Saved data entries:
▬▬▬

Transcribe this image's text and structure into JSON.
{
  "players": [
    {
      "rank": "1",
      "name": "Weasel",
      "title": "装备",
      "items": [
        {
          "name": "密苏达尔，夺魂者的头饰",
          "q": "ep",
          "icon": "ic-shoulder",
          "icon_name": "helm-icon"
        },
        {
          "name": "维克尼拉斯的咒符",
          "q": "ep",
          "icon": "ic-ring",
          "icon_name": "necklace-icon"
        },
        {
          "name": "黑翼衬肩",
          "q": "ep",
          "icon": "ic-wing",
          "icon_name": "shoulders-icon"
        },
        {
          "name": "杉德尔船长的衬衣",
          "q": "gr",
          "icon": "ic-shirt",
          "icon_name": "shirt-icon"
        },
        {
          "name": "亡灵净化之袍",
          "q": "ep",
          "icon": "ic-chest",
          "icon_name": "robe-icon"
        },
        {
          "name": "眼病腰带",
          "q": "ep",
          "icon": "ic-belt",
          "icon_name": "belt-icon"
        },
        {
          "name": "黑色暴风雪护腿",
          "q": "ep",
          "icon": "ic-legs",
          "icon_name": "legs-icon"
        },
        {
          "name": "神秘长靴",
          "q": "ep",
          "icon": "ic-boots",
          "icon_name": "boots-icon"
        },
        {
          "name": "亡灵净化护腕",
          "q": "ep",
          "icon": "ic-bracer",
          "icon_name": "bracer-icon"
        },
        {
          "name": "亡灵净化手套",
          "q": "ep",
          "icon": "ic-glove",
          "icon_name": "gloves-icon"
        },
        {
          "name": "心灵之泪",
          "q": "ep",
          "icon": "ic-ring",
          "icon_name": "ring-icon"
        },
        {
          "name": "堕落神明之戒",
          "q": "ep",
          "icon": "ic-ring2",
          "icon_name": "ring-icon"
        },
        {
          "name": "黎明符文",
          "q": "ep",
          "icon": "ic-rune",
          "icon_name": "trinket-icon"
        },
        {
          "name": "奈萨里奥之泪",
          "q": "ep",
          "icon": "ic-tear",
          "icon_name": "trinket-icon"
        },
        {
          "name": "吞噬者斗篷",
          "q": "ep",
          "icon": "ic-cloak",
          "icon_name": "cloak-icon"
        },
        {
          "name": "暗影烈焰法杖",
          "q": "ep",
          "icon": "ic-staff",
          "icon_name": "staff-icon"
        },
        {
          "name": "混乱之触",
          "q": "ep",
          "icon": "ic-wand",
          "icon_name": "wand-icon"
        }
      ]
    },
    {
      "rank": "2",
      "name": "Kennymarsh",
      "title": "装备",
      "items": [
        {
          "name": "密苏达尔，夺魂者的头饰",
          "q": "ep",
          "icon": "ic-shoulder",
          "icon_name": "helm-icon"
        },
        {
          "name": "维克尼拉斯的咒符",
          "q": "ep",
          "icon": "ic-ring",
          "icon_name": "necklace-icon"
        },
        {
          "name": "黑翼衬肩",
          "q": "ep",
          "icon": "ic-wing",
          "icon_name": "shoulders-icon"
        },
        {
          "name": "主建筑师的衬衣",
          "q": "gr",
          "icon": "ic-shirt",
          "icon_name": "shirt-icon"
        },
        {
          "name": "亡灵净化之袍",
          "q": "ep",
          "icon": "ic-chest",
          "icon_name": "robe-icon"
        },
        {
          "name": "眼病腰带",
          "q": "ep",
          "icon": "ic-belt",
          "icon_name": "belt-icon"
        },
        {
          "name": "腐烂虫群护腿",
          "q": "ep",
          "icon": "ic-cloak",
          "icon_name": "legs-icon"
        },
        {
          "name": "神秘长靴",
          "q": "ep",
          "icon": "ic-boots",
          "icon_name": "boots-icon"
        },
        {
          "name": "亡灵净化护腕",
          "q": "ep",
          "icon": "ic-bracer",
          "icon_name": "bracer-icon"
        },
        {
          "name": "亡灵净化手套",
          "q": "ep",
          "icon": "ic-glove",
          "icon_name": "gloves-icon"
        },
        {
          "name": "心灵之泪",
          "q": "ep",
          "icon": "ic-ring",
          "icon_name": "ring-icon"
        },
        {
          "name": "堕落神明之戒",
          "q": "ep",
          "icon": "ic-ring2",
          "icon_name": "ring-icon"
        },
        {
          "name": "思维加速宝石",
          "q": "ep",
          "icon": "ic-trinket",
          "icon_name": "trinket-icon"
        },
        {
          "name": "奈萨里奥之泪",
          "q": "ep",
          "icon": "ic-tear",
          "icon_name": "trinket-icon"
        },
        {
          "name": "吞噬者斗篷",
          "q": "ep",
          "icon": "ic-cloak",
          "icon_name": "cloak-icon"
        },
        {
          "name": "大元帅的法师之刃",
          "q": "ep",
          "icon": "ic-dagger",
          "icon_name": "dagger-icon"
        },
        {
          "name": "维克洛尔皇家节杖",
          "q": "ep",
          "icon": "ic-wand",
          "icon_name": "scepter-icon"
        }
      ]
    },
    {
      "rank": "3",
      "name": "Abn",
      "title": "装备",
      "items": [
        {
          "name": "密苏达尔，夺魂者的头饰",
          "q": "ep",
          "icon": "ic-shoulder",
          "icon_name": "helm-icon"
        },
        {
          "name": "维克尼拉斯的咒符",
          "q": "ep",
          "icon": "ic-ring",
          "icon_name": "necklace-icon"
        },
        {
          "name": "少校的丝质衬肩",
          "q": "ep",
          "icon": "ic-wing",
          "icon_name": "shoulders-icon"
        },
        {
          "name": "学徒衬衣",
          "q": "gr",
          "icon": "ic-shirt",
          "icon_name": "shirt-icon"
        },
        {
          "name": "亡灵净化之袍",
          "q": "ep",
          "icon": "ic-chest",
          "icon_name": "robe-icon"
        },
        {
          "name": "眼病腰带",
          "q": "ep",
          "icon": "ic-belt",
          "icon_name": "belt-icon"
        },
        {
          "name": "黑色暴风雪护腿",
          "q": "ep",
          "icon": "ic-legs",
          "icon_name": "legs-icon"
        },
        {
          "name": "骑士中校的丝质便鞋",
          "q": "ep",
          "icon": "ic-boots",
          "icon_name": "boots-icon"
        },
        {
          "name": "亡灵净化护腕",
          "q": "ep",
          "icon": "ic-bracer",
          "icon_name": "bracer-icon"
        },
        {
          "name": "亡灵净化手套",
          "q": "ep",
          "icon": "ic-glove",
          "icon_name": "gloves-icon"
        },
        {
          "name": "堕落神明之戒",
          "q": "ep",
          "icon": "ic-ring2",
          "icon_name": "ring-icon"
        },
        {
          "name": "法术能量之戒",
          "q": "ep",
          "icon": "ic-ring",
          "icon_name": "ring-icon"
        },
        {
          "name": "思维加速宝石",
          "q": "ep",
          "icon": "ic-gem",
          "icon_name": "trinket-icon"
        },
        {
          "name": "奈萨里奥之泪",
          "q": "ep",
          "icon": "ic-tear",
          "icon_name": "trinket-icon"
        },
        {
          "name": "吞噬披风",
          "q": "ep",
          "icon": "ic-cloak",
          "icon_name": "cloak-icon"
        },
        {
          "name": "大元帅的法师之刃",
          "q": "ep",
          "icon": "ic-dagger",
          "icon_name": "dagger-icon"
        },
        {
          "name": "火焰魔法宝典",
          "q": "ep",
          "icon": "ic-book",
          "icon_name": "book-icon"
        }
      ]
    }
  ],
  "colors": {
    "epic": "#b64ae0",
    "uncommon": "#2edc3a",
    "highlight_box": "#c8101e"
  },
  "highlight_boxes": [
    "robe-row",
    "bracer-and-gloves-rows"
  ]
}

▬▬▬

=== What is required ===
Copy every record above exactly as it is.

=== Your solution ===
Transcribe this image's text and structure into JSON.
{
  "players": [
    {
      "rank": "1",
      "name": "Weasel",
      "title": "装备",
      "items": [
        {
          "name": "密苏达尔，夺魂者的头饰",
          "q": "ep",
          "icon": "ic-shoulder",
          "icon_name": "helm-icon"
        },
        {
          "name": "维克尼拉斯的咒符",
          "q": "ep",
          "icon": "ic-ring",
          "icon_name": "necklace-icon"
        },
        {
          "name": "黑翼衬肩",
          "q": "ep",
          "icon": "ic-wing",
          "icon_name": "shoulders-icon"
        },
        {
          "name": "杉德尔船长的衬衣",
          "q": "gr",
          "icon": "ic-shirt",
          "icon_name": "shirt-icon"
        },
        {
          "name": "亡灵净化之袍",
          "q": "ep",
          "icon": "ic-chest",
          "icon_name": "robe-icon"
        },
        {
          "name": "眼病腰带",
          "q": "ep",
          "icon": "ic-belt",
          "icon_name": "belt-icon"
        },
        {
          "name": "黑色暴风雪护腿",
          "q": "ep",
          "icon": "ic-legs",
          "icon_name": "legs-icon"
        },
        {
          "name": "神秘长靴",
          "q": "ep",
          "icon": "ic-boots",
          "icon_name": "boots-icon"
        },
        {
          "name": "亡灵净化护腕",
          "q": "ep",
          "icon": "ic-bracer",
          "icon_name": "bracer-icon"
        },
        {
          "name": "亡灵净化手套",
          "q": "ep",
          "icon": "ic-glove",
          "icon_name": "gloves-icon"
        },
        {
          "name": "心灵之泪",
          "q": "ep",
          "icon": "ic-ring",
          "icon_name": "ring-icon"
        },
        {
          "name": "堕落神明之戒",
          "q": "ep",
          "icon": "ic-ring2",
          "icon_name": "ring-icon"
        },
        {
          "name": "黎明符文",
          "q": "ep",
          "icon": "ic-rune",
          "icon_name": "trinket-icon"
        },
        {
          "name": "奈萨里奥之泪",
          "q": "ep",
          "icon": "ic-tear",
          "icon_name": "trinket-icon"
        },
        {
          "name": "吞噬者斗篷",
          "q": "ep",
          "icon": "ic-cloak",
          "icon_name": "cloak-icon"
        },
        {
          "name": "暗影烈焰法杖",
          "q": "ep",
          "icon": "ic-staff",
          "icon_name": "staff-icon"
        },
        {
          "name": "混乱之触",
          "q": "ep",
          "icon": "ic-wand",
          "icon_name": "wand-icon"
        }
      ]
    },
    {
      "rank": "2",
      "name": "Kennymarsh",
      "title": "装备",
      "items": [
        {
          "name": "密苏达尔，夺魂者的头饰",
          "q": "ep",
          "icon": "ic-shoulder",
          "icon_name": "helm-icon"
        },
        {
          "name": "维克尼拉斯的咒符",
          "q": "ep",
          "icon": "ic-ring",
          "icon_name": "necklace-icon"
        },
        {
          "name": "黑翼衬肩",
          "q": "ep",
          "icon": "ic-wing",
          "icon_name": "shoulders-icon"
        },
        {
          "name": "主建筑师的衬衣",
          "q": "gr",
          "icon": "ic-shirt",
          "icon_name": "shirt-icon"
        },
        {
          "name": "亡灵净化之袍",
          "q": "ep",
          "icon": "ic-chest",
          "icon_name": "robe-icon"
        },
        {
          "name": "眼病腰带",
          "q": "ep",
          "icon": "ic-belt",
          "icon_name": "belt-icon"
        },
        {
          "name": "腐烂虫群护腿",
          "q": "ep",
          "icon": "ic-cloak",
          "icon_name": "legs-icon"
        },
        {
          "name": "神秘长靴",
          "q": "ep",
          "icon": "ic-boots",
          "icon_name": "boots-icon"
        },
        {
          "name": "亡灵净化护腕",
          "q": "ep",
          "icon": "ic-bracer",
          "icon_name": "bracer-icon"
        },
        {
          "name": "亡灵净化手套",
          "q": "ep",
          "icon": "ic-glove",
          "icon_name": "gloves-icon"
        },
        {
          "name": "心灵之泪",
          "q": "ep",
          "icon": "ic-ring",
          "icon_name": "ring-icon"
        },
        {
          "name": "堕落神明之戒",
          "q": "ep",
          "icon": "ic-ring2",
          "icon_name": "ring-icon"
        },
        {
          "name": "思维加速宝石",
          "q": "ep",
          "icon": "ic-trinket",
          "icon_name": "trinket-icon"
        },
        {
          "name": "奈萨里奥之泪",
          "q": "ep",
          "icon": "ic-tear",
          "icon_name": "trinket-icon"
        },
        {
          "name": "吞噬者斗篷",
          "q": "ep",
          "icon": "ic-cloak",
          "icon_name": "cloak-icon"
        },
        {
          "name": "大元帅的法师之刃",
          "q": "ep",
          "icon": "ic-dagger",
          "icon_name": "dagger-icon"
        },
        {
          "name": "维克洛尔皇家节杖",
          "q": "ep",
          "icon": "ic-wand",
          "icon_name": "scepter-icon"
        }
      ]
    },
    {
      "rank": "3",
      "name": "Abn",
      "title": "装备",
      "items": [
        {
          "name": "密苏达尔，夺魂者的头饰",
          "q": "ep",
          "icon": "ic-shoulder",
          "icon_name": "helm-icon"
        },
        {
          "name": "维克尼拉斯的咒符",
          "q": "ep",
          "icon": "ic-ring",
          "icon_name": "necklace-icon"
        },
        {
          "name": "少校的丝质衬肩",
          "q": "ep",
          "icon": "ic-wing",
          "icon_name": "shoulders-icon"
        },
        {
          "name": "学徒衬衣",
          "q": "gr",
          "icon": "ic-shirt",
          "icon_name": "shirt-icon"
        },
        {
          "name": "亡灵净化之袍",
          "q": "ep",
          "icon": "ic-chest",
          "icon_name": "robe-icon"
        },
        {
          "name": "眼病腰带",
          "q": "ep",
          "icon": "ic-belt",
          "icon_name": "belt-icon"
        },
        {
          "name": "黑色暴风雪护腿",
          "q": "ep",
          "icon": "ic-legs",
          "icon_name": "legs-icon"
        },
        {
          "name": "骑士中校的丝质便鞋",
          "q": "ep",
          "icon": "ic-boots",
          "icon_name": "boots-icon"
        },
        {
          "name": "亡灵净化护腕",
          "q": "ep",
          "icon": "ic-bracer",
          "icon_name": "bracer-icon"
        },
        {
          "name": "亡灵净化手套",
          "q": "ep",
          "icon": "ic-glove",
          "icon_name": "gloves-icon"
        },
        {
          "name": "堕落神明之戒",
          "q": "ep",
          "icon": "ic-ring2",
          "icon_name": "ring-icon"
        },
        {
          "name": "法术能量之戒",
          "q": "ep",
          "icon": "ic-ring",
          "icon_name": "ring-icon"
        },
        {
          "name": "思维加速宝石",
          "q": "ep",
          "icon": "ic-gem",
          "icon_name": "trinket-icon"
        },
        {
          "name": "奈萨里奥之泪",
          "q": "ep",
          "icon": "ic-tear",
          "icon_name": "trinket-icon"
        },
        {
          "name": "吞噬披风",
          "q": "ep",
          "icon": "ic-cloak",
          "icon_name": "cloak-icon"
        },
        {
          "name": "大元帅的法师之刃",
          "q": "ep",
          "icon": "ic-dagger",
          "icon_name": "dagger-icon"
        },
        {
          "name": "火焰魔法宝典",
          "q": "ep",
          "icon": "ic-book",
          "icon_name": "book-icon"
        }
      ]
    }
  ],
  "colors": {
    "epic": "#b64ae0",
    "uncommon": "#2edc3a",
    "highlight_box": "#c8101e"
  },
  "highlight_boxes": [
    "robe-row",
    "bracer-and-gloves-rows"
  ]
}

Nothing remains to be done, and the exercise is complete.